So I stayed with McCoy and ended up producing a serviceable study of American imperialism, both formal and informal, during the first half of the twentieth century. At least Challener, Link, and Russell Weigley of Temple University deemed it serviceable when they signed off on my defense. A few years later the all-but-unrevised manuscript appeared between hard covers. Although the book itself disappeared with nary a trace, I remain fond of the title: Diplomat in Khaki.
By this time I was back serving in the field army, rotating between CONUS (the contiguous United States) and West Germany while serving in various troop units. I did not have the least inkling of what I would do once my time in the army ended. Not long after the fall of the Berlin Wall, however, my military career imploded. I was quite properly held responsible for a major command failure, and figuring out what would come next became an urgent priority.
Through the kindness of Eliot A. Cohen, I landed a position at the Johns Hopkins School of Advanced International Studies in Washington, D.C. I remained at SAIS for six years, during which I did a bit of teaching and made myself useful in various ways. I also began to write, nothing remotely scholarly, but opinion pieces in political magazines and newspapers. I found that I enjoyed writing for a general audience and I also found that I liked getting paid for my efforts.
In 1998, an invitation to join the faculty at Boston University materialized. I readily accepted. Astonishingly, my appointment was at the rank of full professor, which my CV came nowhere close to justifying. But chairing the search committee that hired me was John Silber, longtime Boston University president and generalissimo. Silber took a shine to me and that was that.
Two things of crucial importance had now happened. First, moving from Washington to New England gave me much-needed distance to think critically about the course of U.S. policy following the Cold War. I found much about which to be critical. American imperialism was entering a new and notably rambunctious phase.
Second, appointment as a full professor relieved me of any need to worry about further promotion. I could write about whatever I wanted without having to worry about satisfying a higher authority. This I proceeded to do, primarily focusing on what I saw as the radical misuse of U.S. military power.
Soon thereafter, a young editor from Harvard University Press called me in my office. “If you ever decide to do another book, let us know. We’d be interested,” he said. “Let me see if I can come up with an idea,” I replied.

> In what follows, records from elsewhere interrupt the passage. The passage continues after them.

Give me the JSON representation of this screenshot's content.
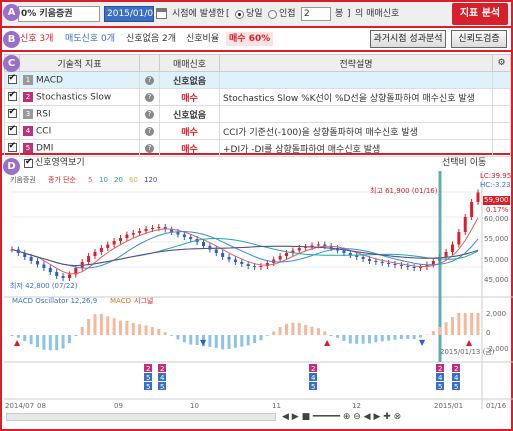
{
  "badges": {
    "a": "A",
    "b": "B",
    "c": "C",
    "d": "D"
  },
  "toolbar": {
    "stock_name": "0% 키움증권",
    "date_value": "2015/01/01",
    "period_label": "시점에 발생한",
    "option_today": "당일",
    "option_range": "인접",
    "range_value": "2",
    "range_unit": "봉",
    "trade_signal_label": "의 매매신호",
    "analyze_button": "지표 분석",
    "bracket_open": "[",
    "bracket_close": "]"
  },
  "summary": {
    "buy_count": "신호 3개",
    "sell_count": "매도신호 0개",
    "none_count": "신호없음 2개",
    "ratio_label": "신호비율",
    "ratio_value": "매수 60%",
    "past_button": "과거시점 성과분석",
    "confidence_button": "신뢰도검증"
  },
  "table": {
    "headers": {
      "indicator": "기술적 지표",
      "signal": "매매신호",
      "description": "전략설명"
    },
    "rows": [
      {
        "num": "1",
        "num_color": "#999999",
        "name": "MACD",
        "signal": "신호없음",
        "signal_type": "none",
        "desc": ""
      },
      {
        "num": "2",
        "num_color": "#c0307a",
        "name": "Stochastics Slow",
        "signal": "매수",
        "signal_type": "buy",
        "desc": "Stochastics Slow %K선이 %D선을 상향돌파하여 매수신호 발생"
      },
      {
        "num": "3",
        "num_color": "#999999",
        "name": "RSI",
        "signal": "신호없음",
        "signal_type": "none",
        "desc": ""
      },
      {
        "num": "4",
        "num_color": "#c0307a",
        "name": "CCI",
        "signal": "매수",
        "signal_type": "buy",
        "desc": "CCI가 기준선(-100)을 상향돌파하여 매수신호 발생"
      },
      {
        "num": "5",
        "num_color": "#c0307a",
        "name": "DMI",
        "signal": "매수",
        "signal_type": "buy",
        "desc": "+DI가 -DI를 상향돌파하여 매수신호 발생"
      }
    ]
  },
  "chart": {
    "show_signal_area": "신호영역보기",
    "select_move": "선택비 이동",
    "legend_stock": "키움증권",
    "legend_ma": "종가 단순",
    "ma_periods": [
      "5",
      "10",
      "20",
      "60",
      "120"
    ],
    "ma_colors": [
      "#e06060",
      "#3a8fd8",
      "#20a8a0",
      "#e0b040",
      "#4a4aa0"
    ],
    "lc_label": "LC:39.95",
    "hc_label": "HC:-3.23",
    "high_label": "최고 61,900 (01/16)",
    "low_label": "최저 42,800 (07/22)",
    "current_price": "59,900",
    "current_change": "0.17%",
    "macd_label": "MACD Oscillator 12,26,9",
    "macd_series": "MACD",
    "signal_series": "시그널",
    "crosshair_date": "2015/01/13 (금)",
    "price_axis": [
      "60,000",
      "55,000",
      "50,000",
      "45,000"
    ],
    "macd_axis": [
      "2,000",
      "0",
      "-2,000"
    ],
    "date_axis": [
      "2014/07",
      "08",
      "09",
      "10",
      "11",
      "12",
      "2015/01",
      "01/16"
    ]
  },
  "chart_data": {
    "type": "candlestick",
    "ylim": [
      40000,
      63000
    ],
    "high": 61900,
    "low": 42800,
    "close_series": [
      48500,
      47800,
      47000,
      46200,
      45500,
      44800,
      44000,
      43200,
      42800,
      43500,
      44800,
      46000,
      47200,
      48000,
      48800,
      49500,
      50200,
      50800,
      51500,
      51800,
      52200,
      52600,
      52800,
      53000,
      52500,
      52000,
      51500,
      51000,
      50600,
      50000,
      49200,
      48500,
      47800,
      47000,
      46500,
      46000,
      45600,
      45200,
      45000,
      45200,
      45800,
      46500,
      47200,
      47800,
      48300,
      48800,
      49000,
      49300,
      49500,
      49200,
      48800,
      48300,
      47800,
      47400,
      47000,
      46600,
      46200,
      46000,
      45800,
      45600,
      45400,
      45200,
      45000,
      44800,
      45000,
      45500,
      46200,
      47000,
      48000,
      49500,
      52000,
      55000,
      58000,
      59900
    ]
  }
}
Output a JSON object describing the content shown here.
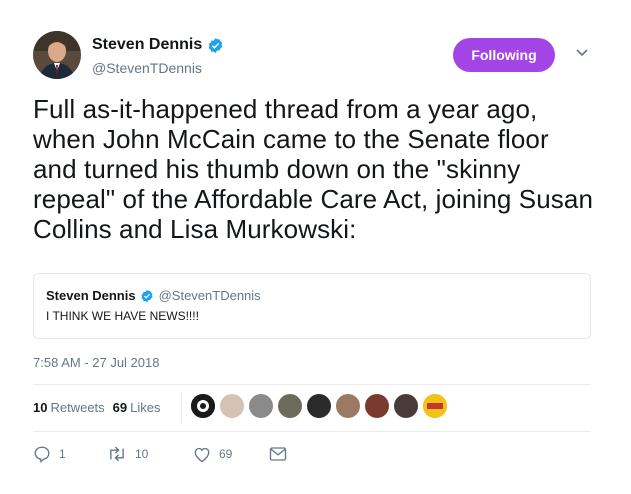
{
  "author": {
    "name": "Steven Dennis",
    "handle": "@StevenTDennis"
  },
  "follow_button": {
    "label": "Following"
  },
  "tweet": {
    "text": "Full as-it-happened thread from a year ago, when John McCain came to the Senate floor and turned his thumb down on the \"skinny repeal\" of the Affordable Care Act, joining Susan Collins and Lisa Murkowski:"
  },
  "quoted": {
    "name": "Steven Dennis",
    "handle": "@StevenTDennis",
    "text": "I THINK WE HAVE NEWS!!!!"
  },
  "timestamp": "7:58 AM - 27 Jul 2018",
  "stats": {
    "retweets_count": "10",
    "retweets_label": "Retweets",
    "likes_count": "69",
    "likes_label": "Likes"
  },
  "actions": {
    "reply_count": "1",
    "retweet_count": "10",
    "like_count": "69"
  },
  "colors": {
    "follow_button": "#a244e6",
    "verified": "#1da1f2",
    "muted": "#657786"
  },
  "icons": [
    "verified-badge-icon",
    "chevron-down-icon",
    "reply-icon",
    "retweet-icon",
    "like-icon",
    "message-icon"
  ]
}
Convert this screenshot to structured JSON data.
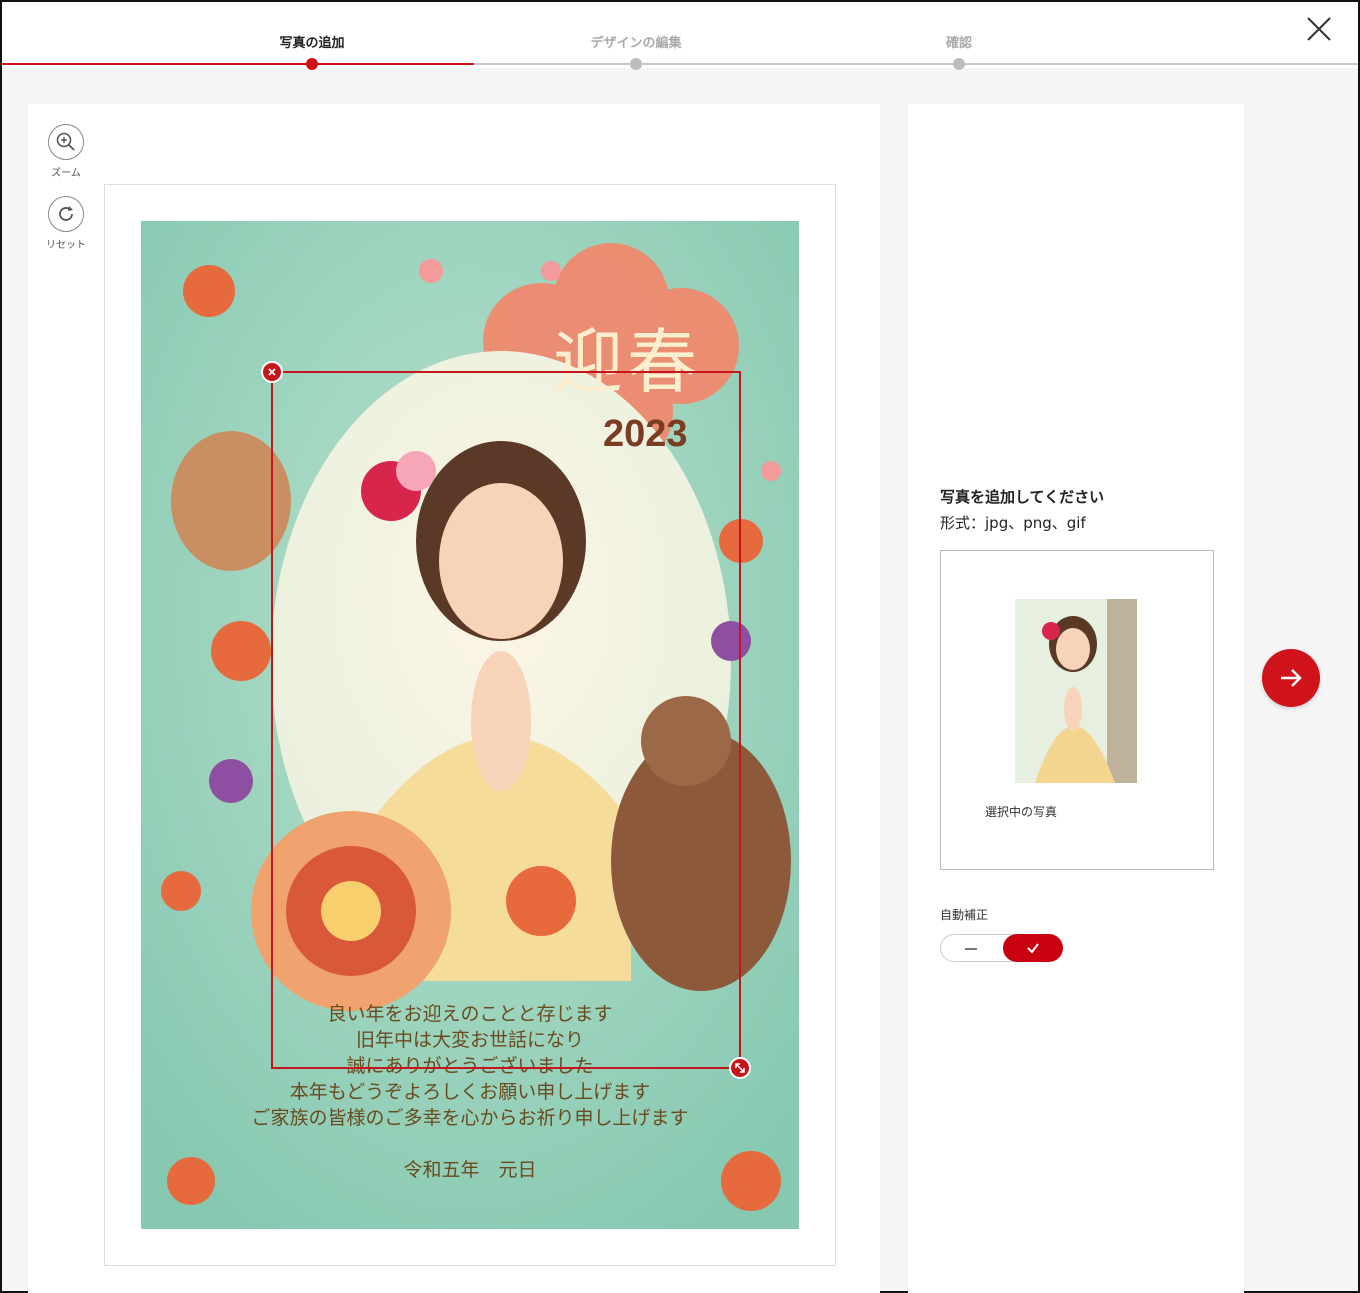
{
  "stepper": {
    "steps": [
      {
        "label": "写真の追加",
        "state": "active"
      },
      {
        "label": "デザインの編集",
        "state": "inactive"
      },
      {
        "label": "確認",
        "state": "inactive"
      }
    ]
  },
  "toolbar": {
    "zoom_label": "ズーム",
    "reset_label": "リセット"
  },
  "card": {
    "title": "迎春",
    "year": "2023",
    "greeting_lines": [
      "良い年をお迎えのことと存じます",
      "旧年中は大変お世話になり",
      "誠にありがとうございました",
      "本年もどうぞよろしくお願い申し上げます",
      "ご家族の皆様のご多幸を心からお祈り申し上げます"
    ],
    "date": "令和五年　元日"
  },
  "side": {
    "title": "写真を追加してください",
    "format": "形式：jpg、png、gif",
    "thumb_caption": "選択中の写真",
    "auto_correct_label": "自動補正"
  },
  "colors": {
    "accent": "#d0121b",
    "card_bg": "#8fcfb7"
  },
  "icons": [
    "close-icon",
    "zoom-in-icon",
    "reset-icon",
    "remove-icon",
    "resize-icon",
    "check-icon",
    "arrow-right-icon"
  ]
}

Just past 50 years of age, I had now found my true vocation.
Andrew Bacevich is professor emeritus of history and international relations at Boston University. His new book, just out, is The Age of Illusions: How America Squandered Its Cold War Victory (New York, 2020).